**TASK PROMPT:** Search the entries below for the string "Everyone" and give the number of lines that hold it, nothing else.

**PROVIDED MATERIAL:**

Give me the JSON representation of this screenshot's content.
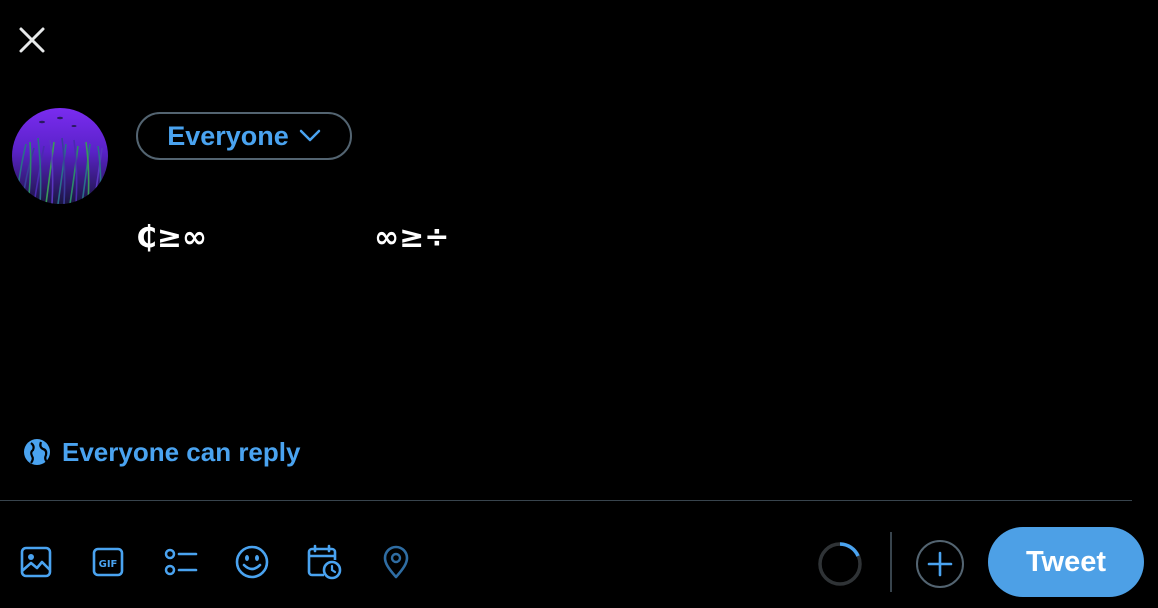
{
  "header": {
    "close_icon": "close-icon"
  },
  "composer": {
    "audience_label": "Everyone",
    "audience_icon": "chevron-down-icon",
    "text": "₵≥∞                ∞≥÷"
  },
  "reply_setting": {
    "label": "Everyone can reply",
    "icon": "globe-icon"
  },
  "toolbar": {
    "icons": [
      "image-icon",
      "gif-icon",
      "poll-icon",
      "emoji-icon",
      "schedule-icon",
      "location-icon"
    ],
    "add_thread_icon": "plus-icon",
    "tweet_label": "Tweet"
  },
  "colors": {
    "background": "#000000",
    "accent": "#4aa3f0",
    "tweet_button": "#4da0e6",
    "border": "#536471",
    "divider": "#38444d"
  }
}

**EXERCISE SOLUTION:** 2